---- DATA SUPPLIED

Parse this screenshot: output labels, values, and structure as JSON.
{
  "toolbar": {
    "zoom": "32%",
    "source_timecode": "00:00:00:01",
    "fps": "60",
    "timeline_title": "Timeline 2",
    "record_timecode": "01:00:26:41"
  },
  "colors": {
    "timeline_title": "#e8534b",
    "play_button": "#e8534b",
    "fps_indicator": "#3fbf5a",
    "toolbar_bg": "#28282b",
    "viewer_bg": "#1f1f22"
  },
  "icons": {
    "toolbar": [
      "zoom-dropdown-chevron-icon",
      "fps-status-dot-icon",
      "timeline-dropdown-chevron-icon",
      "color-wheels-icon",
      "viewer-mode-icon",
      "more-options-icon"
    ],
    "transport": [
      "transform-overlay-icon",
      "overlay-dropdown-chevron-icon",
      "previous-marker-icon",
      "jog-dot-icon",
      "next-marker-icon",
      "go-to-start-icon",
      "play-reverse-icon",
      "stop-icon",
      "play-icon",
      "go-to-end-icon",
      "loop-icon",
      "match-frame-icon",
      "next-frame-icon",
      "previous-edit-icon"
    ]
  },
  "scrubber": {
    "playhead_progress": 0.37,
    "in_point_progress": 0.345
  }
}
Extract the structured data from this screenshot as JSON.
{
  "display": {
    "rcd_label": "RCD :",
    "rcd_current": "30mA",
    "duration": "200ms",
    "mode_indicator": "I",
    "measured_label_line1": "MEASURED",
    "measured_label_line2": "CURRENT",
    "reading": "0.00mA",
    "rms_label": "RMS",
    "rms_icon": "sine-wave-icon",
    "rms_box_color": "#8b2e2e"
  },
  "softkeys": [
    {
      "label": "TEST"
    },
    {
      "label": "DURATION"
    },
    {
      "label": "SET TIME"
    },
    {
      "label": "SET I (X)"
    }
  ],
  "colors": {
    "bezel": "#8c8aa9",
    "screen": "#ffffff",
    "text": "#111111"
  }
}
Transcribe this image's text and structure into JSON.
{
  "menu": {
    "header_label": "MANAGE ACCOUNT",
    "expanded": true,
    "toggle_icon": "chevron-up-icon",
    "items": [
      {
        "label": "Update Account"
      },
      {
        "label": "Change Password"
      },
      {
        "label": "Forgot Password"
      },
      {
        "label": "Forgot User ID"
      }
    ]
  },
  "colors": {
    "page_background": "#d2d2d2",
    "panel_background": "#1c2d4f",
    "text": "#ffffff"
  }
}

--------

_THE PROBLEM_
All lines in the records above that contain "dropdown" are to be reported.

_RESPONSE_
      "zoom-dropdown-chevron-icon",
      "timeline-dropdown-chevron-icon",
      "overlay-dropdown-chevron-icon",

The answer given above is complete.